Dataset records

------

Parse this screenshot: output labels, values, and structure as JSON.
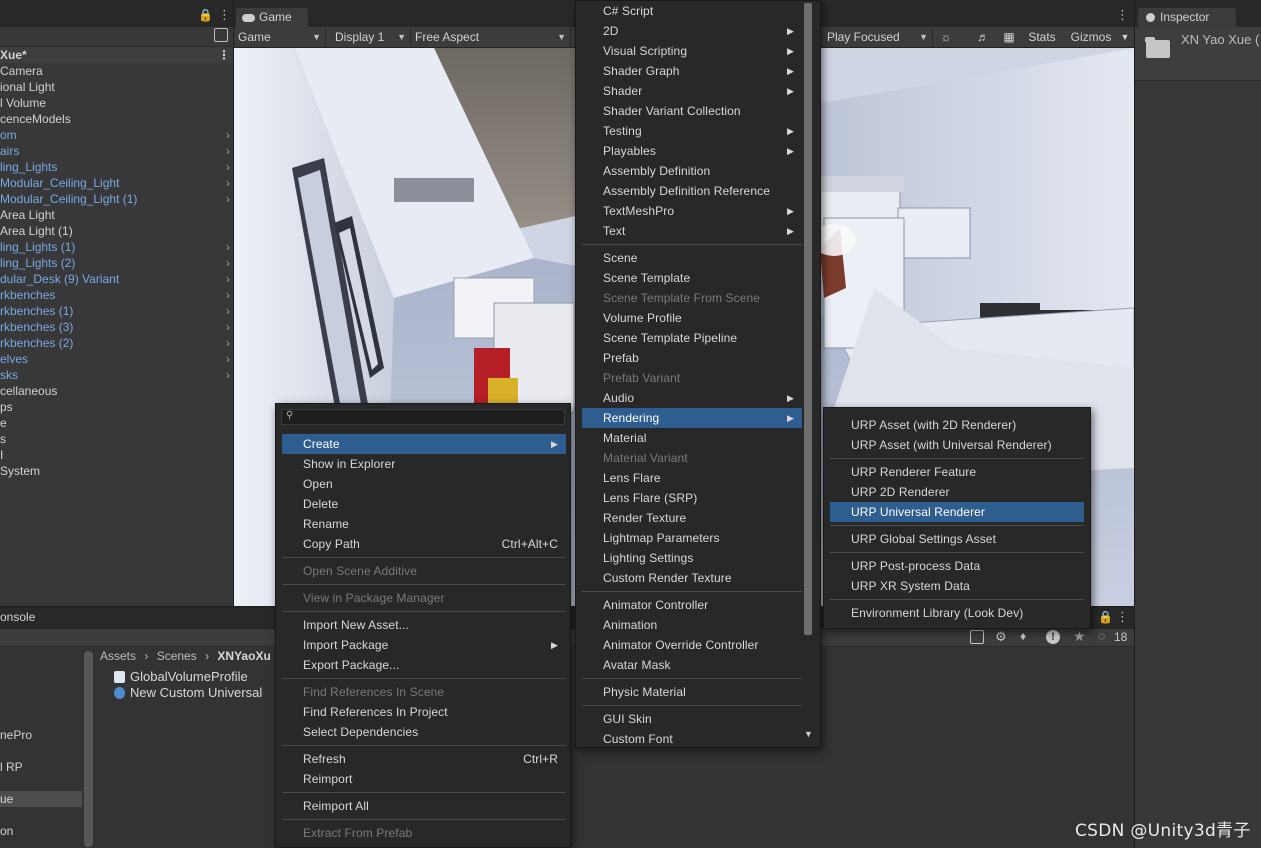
{
  "hierarchy": {
    "scene_name": "Xue*",
    "items": [
      {
        "label": "Camera",
        "prefab": false,
        "expandable": false
      },
      {
        "label": "ional Light",
        "prefab": false,
        "expandable": false
      },
      {
        "label": "l Volume",
        "prefab": false,
        "expandable": false
      },
      {
        "label": "cenceModels",
        "prefab": false,
        "expandable": false
      },
      {
        "label": "om",
        "prefab": true,
        "expandable": true
      },
      {
        "label": "airs",
        "prefab": true,
        "expandable": true
      },
      {
        "label": "ling_Lights",
        "prefab": true,
        "expandable": true
      },
      {
        "label": "Modular_Ceiling_Light",
        "prefab": true,
        "expandable": true
      },
      {
        "label": "Modular_Ceiling_Light (1)",
        "prefab": true,
        "expandable": true
      },
      {
        "label": "Area Light",
        "prefab": false,
        "expandable": false
      },
      {
        "label": "Area Light (1)",
        "prefab": false,
        "expandable": false
      },
      {
        "label": "ling_Lights (1)",
        "prefab": true,
        "expandable": true
      },
      {
        "label": "ling_Lights (2)",
        "prefab": true,
        "expandable": true
      },
      {
        "label": "dular_Desk (9) Variant",
        "prefab": true,
        "expandable": true
      },
      {
        "label": "rkbenches",
        "prefab": true,
        "expandable": true
      },
      {
        "label": "rkbenches (1)",
        "prefab": true,
        "expandable": true
      },
      {
        "label": "rkbenches (3)",
        "prefab": true,
        "expandable": true
      },
      {
        "label": "rkbenches (2)",
        "prefab": true,
        "expandable": true
      },
      {
        "label": "elves",
        "prefab": true,
        "expandable": true
      },
      {
        "label": "sks",
        "prefab": true,
        "expandable": true
      },
      {
        "label": "cellaneous",
        "prefab": false,
        "expandable": false
      },
      {
        "label": "ps",
        "prefab": false,
        "expandable": false
      },
      {
        "label": "e",
        "prefab": false,
        "expandable": false
      },
      {
        "label": "s",
        "prefab": false,
        "expandable": false
      },
      {
        "label": "I",
        "prefab": false,
        "expandable": false
      },
      {
        "label": "System",
        "prefab": false,
        "expandable": false
      }
    ]
  },
  "game": {
    "tab_label": "Game",
    "toolbar": {
      "mode": "Game",
      "display": "Display 1",
      "aspect": "Free Aspect",
      "play_focused": "Play Focused",
      "stats": "Stats",
      "gizmos": "Gizmos"
    }
  },
  "inspector": {
    "tab_label": "Inspector",
    "object_name": "XN Yao Xue (",
    "hidden_count": "18"
  },
  "console": {
    "tab_label": "onsole"
  },
  "project": {
    "breadcrumb": [
      "Assets",
      "Scenes",
      "XNYaoXu"
    ],
    "files": [
      "GlobalVolumeProfile",
      "New Custom Universal"
    ],
    "left_items": [
      {
        "label": "nePro",
        "selected": false
      },
      {
        "label": "l RP",
        "selected": false
      },
      {
        "label": "ue",
        "selected": true
      },
      {
        "label": "on",
        "selected": false
      }
    ]
  },
  "context_menu": {
    "search_placeholder": "",
    "items": [
      {
        "label": "Create",
        "submenu": true,
        "highlighted": true
      },
      {
        "label": "Show in Explorer"
      },
      {
        "label": "Open"
      },
      {
        "label": "Delete"
      },
      {
        "label": "Rename"
      },
      {
        "label": "Copy Path",
        "shortcut": "Ctrl+Alt+C"
      },
      {
        "sep": true
      },
      {
        "label": "Open Scene Additive",
        "disabled": true
      },
      {
        "sep": true
      },
      {
        "label": "View in Package Manager",
        "disabled": true
      },
      {
        "sep": true
      },
      {
        "label": "Import New Asset..."
      },
      {
        "label": "Import Package",
        "submenu": true
      },
      {
        "label": "Export Package..."
      },
      {
        "sep": true
      },
      {
        "label": "Find References In Scene",
        "disabled": true
      },
      {
        "label": "Find References In Project"
      },
      {
        "label": "Select Dependencies"
      },
      {
        "sep": true
      },
      {
        "label": "Refresh",
        "shortcut": "Ctrl+R"
      },
      {
        "label": "Reimport"
      },
      {
        "sep": true
      },
      {
        "label": "Reimport All"
      },
      {
        "sep": true
      },
      {
        "label": "Extract From Prefab",
        "disabled": true
      }
    ]
  },
  "create_menu": {
    "items": [
      {
        "label": "C# Script"
      },
      {
        "label": "2D",
        "submenu": true
      },
      {
        "label": "Visual Scripting",
        "submenu": true
      },
      {
        "label": "Shader Graph",
        "submenu": true
      },
      {
        "label": "Shader",
        "submenu": true
      },
      {
        "label": "Shader Variant Collection"
      },
      {
        "label": "Testing",
        "submenu": true
      },
      {
        "label": "Playables",
        "submenu": true
      },
      {
        "label": "Assembly Definition"
      },
      {
        "label": "Assembly Definition Reference"
      },
      {
        "label": "TextMeshPro",
        "submenu": true
      },
      {
        "label": "Text",
        "submenu": true
      },
      {
        "sep": true
      },
      {
        "label": "Scene"
      },
      {
        "label": "Scene Template"
      },
      {
        "label": "Scene Template From Scene",
        "disabled": true
      },
      {
        "label": "Volume Profile"
      },
      {
        "label": "Scene Template Pipeline"
      },
      {
        "label": "Prefab"
      },
      {
        "label": "Prefab Variant",
        "disabled": true
      },
      {
        "label": "Audio",
        "submenu": true
      },
      {
        "label": "Rendering",
        "submenu": true,
        "highlighted": true
      },
      {
        "label": "Material"
      },
      {
        "label": "Material Variant",
        "disabled": true
      },
      {
        "label": "Lens Flare"
      },
      {
        "label": "Lens Flare (SRP)"
      },
      {
        "label": "Render Texture"
      },
      {
        "label": "Lightmap Parameters"
      },
      {
        "label": "Lighting Settings"
      },
      {
        "label": "Custom Render Texture"
      },
      {
        "sep": true
      },
      {
        "label": "Animator Controller"
      },
      {
        "label": "Animation"
      },
      {
        "label": "Animator Override Controller"
      },
      {
        "label": "Avatar Mask"
      },
      {
        "sep": true
      },
      {
        "label": "Physic Material"
      },
      {
        "sep": true
      },
      {
        "label": "GUI Skin"
      },
      {
        "label": "Custom Font"
      }
    ]
  },
  "rendering_menu": {
    "items": [
      {
        "label": "URP Asset (with 2D Renderer)"
      },
      {
        "label": "URP Asset (with Universal Renderer)"
      },
      {
        "sep": true
      },
      {
        "label": "URP Renderer Feature"
      },
      {
        "label": "URP 2D Renderer"
      },
      {
        "label": "URP Universal Renderer",
        "highlighted": true
      },
      {
        "sep": true
      },
      {
        "label": "URP Global Settings Asset"
      },
      {
        "sep": true
      },
      {
        "label": "URP Post-process Data"
      },
      {
        "label": "URP XR System Data"
      },
      {
        "sep": true
      },
      {
        "label": "Environment Library (Look Dev)"
      }
    ]
  },
  "watermark": "CSDN @Unity3d青子",
  "colors": {
    "highlight": "#2e5d8f",
    "prefab_text": "#7ba7e6",
    "menu_bg": "#282828",
    "panel_bg": "#383838"
  }
}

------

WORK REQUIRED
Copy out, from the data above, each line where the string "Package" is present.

SOLUTION TO THIS EXERCISE
        "label": "View in Package Manager",
        "label": "Import Package",
        "label": "Export Package..."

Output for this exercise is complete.